Dummy Lightning cables used to hack iPhones and iPads are headed into mass production, posing a potential threat to a lot of consumers.
According to a new report from Vice‘s Motherboard, the cables — called O.MG Cables after their creator, self-taught electronics hacker MG — are OEM Lightning cables direct from Apple that have been opened and modified to install additional components. The modifications are undetectable to the naked eye and there is no way to tell the hacked cable from the original.
Now, the cables will be produced in mass and will be available for purchase. The researcher had previously sold some early production units at the Def Con hacking conference for about $200 USD each, but mass production is expected to bring the cost down to somewhere around $100 per cable.
The cable itself can actually charge devices and transfer data, just like a standard lightning cable. It goes beyond that, however, by also offering a wireless hot spot that a hacker can connect to, which then allows the hacker to run commands on a computer, control certain aspects of it, and more.
An attacker can reach the O.MG cable from 300 feet away using Wi-Fi from a regular phone, but a suitable booster antenna connected to your computer or phone could enable a connection from even further away. MG is hoping that the cable will help raise awareness of the fact that anything you plug into your computer could be malicious.
“I’ve completely torn the cable apart to make sure there aren’t any production stoppers,” MG said, adding that “I’m just being super transparent about the process” and mostly “everyone who manufactures something is going to keep it quiet up until release day when they unveil the entire thing and it’s ready for sale or they at least have a sale date.”
“The first batch of production samples are confidence inspiring,” point of sale Hak5’s Darren Kitchen told Motherboard. “We’re balancing a number of factors in getting these mischief gadgets produced — and I think everyone is going to be excited by the finished products. The production process has been pretty straightforward, given our experience making pentest [penetration testing] implants.”

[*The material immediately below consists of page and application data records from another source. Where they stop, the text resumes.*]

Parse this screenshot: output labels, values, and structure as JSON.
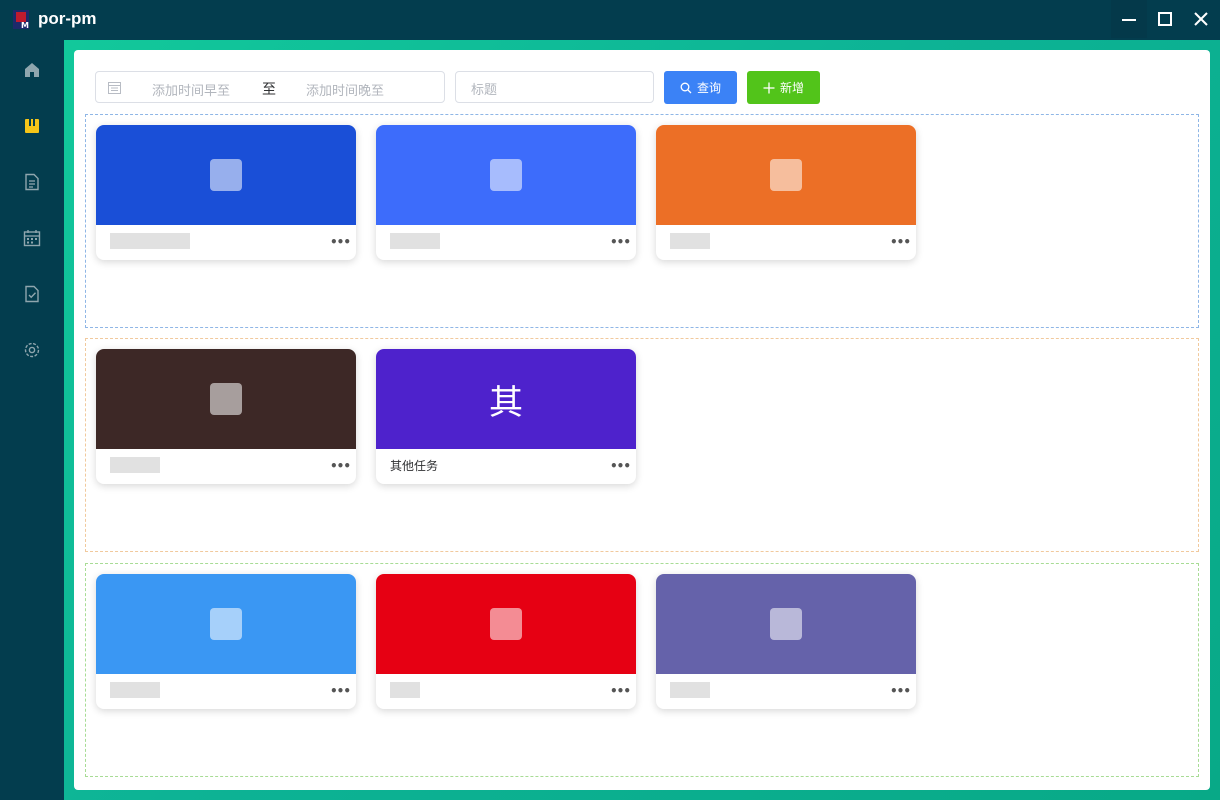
{
  "app": {
    "title": "por-pm"
  },
  "window_controls": {
    "minimize": "—",
    "maximize": "☐",
    "close": "✕"
  },
  "sidebar": {
    "items": [
      {
        "name": "home",
        "icon": "home-icon",
        "active": false
      },
      {
        "name": "projects",
        "icon": "projects-icon",
        "active": true
      },
      {
        "name": "documents",
        "icon": "document-icon",
        "active": false
      },
      {
        "name": "calendar",
        "icon": "calendar-icon",
        "active": false
      },
      {
        "name": "tasks",
        "icon": "task-check-icon",
        "active": false
      },
      {
        "name": "settings",
        "icon": "gear-icon",
        "active": false
      }
    ]
  },
  "filters": {
    "date_start_placeholder": "添加时间早至",
    "date_separator": "至",
    "date_end_placeholder": "添加时间晚至",
    "title_placeholder": "标题",
    "query_label": "查询",
    "add_label": "新增"
  },
  "colors": {
    "frame_accent": "#12c89b",
    "query_button": "#3b82f6",
    "add_button": "#52c41a"
  },
  "groups": [
    {
      "cards": [
        {
          "cover_color": "#1a4fd7",
          "name": ""
        },
        {
          "cover_color": "#3d6cfb",
          "name": ""
        },
        {
          "cover_color": "#ec6f26",
          "name": ""
        }
      ]
    },
    {
      "cards": [
        {
          "cover_color": "#3d2826",
          "name": ""
        },
        {
          "cover_color": "#4e22cc",
          "cover_text": "其",
          "name": "其他任务"
        }
      ]
    },
    {
      "cards": [
        {
          "cover_color": "#3a97f3",
          "name": ""
        },
        {
          "cover_color": "#e60013",
          "name": ""
        },
        {
          "cover_color": "#6562aa",
          "name": ""
        }
      ]
    }
  ],
  "card_more": "•••"
}
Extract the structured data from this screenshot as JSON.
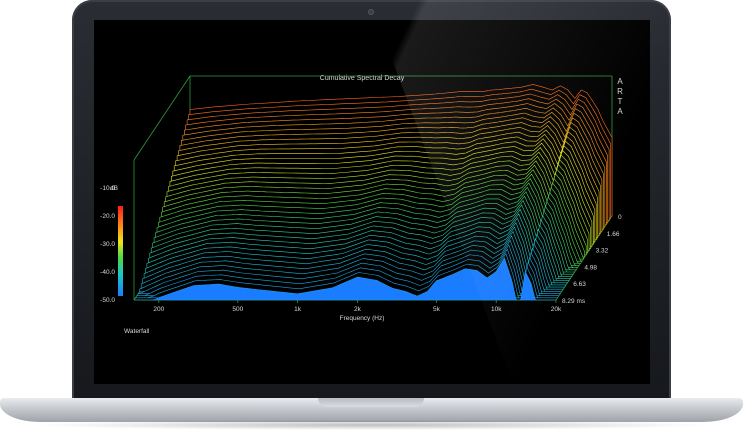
{
  "chart_data": {
    "type": "waterfall",
    "title": "Cumulative Spectral Decay",
    "brand": "ARTA",
    "caption": "Waterfall",
    "xlabel": "Frequency (Hz)",
    "x_scale": "log",
    "x_ticks": [
      "200",
      "500",
      "1k",
      "2k",
      "5k",
      "10k",
      "20k"
    ],
    "x_tick_values": [
      200,
      500,
      1000,
      2000,
      5000,
      10000,
      20000
    ],
    "xlim": [
      150,
      20000
    ],
    "ylabel": "dB",
    "y_ticks": [
      "-10.0",
      "-20.0",
      "-30.0",
      "-40.0",
      "-50.0"
    ],
    "y_tick_values": [
      -10,
      -20,
      -30,
      -40,
      -50
    ],
    "ylim": [
      -50,
      0
    ],
    "z_ticks": [
      "0",
      "1.66",
      "3.32",
      "4.98",
      "6.63",
      "8.29 ms"
    ],
    "z_tick_values": [
      0,
      1.66,
      3.32,
      4.98,
      6.63,
      8.29
    ],
    "zlim": [
      0,
      8.29
    ],
    "grid": false,
    "colors": {
      "background": "#000000",
      "frame": "#2f9c3a",
      "text": "#d8d8d8",
      "floor": "#1a7cff"
    },
    "profile_frequencies": [
      150,
      200,
      300,
      400,
      500,
      700,
      1000,
      1500,
      2000,
      2500,
      3000,
      3500,
      4000,
      4500,
      5000,
      6000,
      7000,
      8000,
      9000,
      10000,
      11000,
      12000,
      13000,
      14000,
      15000,
      16000,
      17000,
      18000,
      20000
    ],
    "initial_response_db": [
      -12,
      -11,
      -10,
      -9.5,
      -9,
      -8.5,
      -8,
      -7.5,
      -7,
      -6.5,
      -6,
      -5.5,
      -5.5,
      -5.5,
      -5,
      -4.5,
      -4,
      -3,
      -4,
      -5,
      -3.5,
      -5,
      -8,
      -5,
      -6,
      -9,
      -12,
      -16,
      -22
    ],
    "decay_rate_db_per_ms": [
      5,
      4.6,
      4.2,
      4.2,
      4.4,
      4.6,
      4.8,
      4.6,
      4.2,
      4.4,
      4.8,
      5,
      5.2,
      5,
      4.6,
      4.4,
      4.2,
      4.4,
      4.6,
      4.2,
      3.8,
      4.6,
      5.6,
      4.2,
      4.6,
      5.2,
      5.6,
      6,
      6.5
    ],
    "slice_count": 40
  }
}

Here’s to hoping MG is careful about who he sells these cables to. Sure, $100 USD per cable seem steep, but for someone looking to get their hands on data from a large group of specific users, it’s a small price to pay.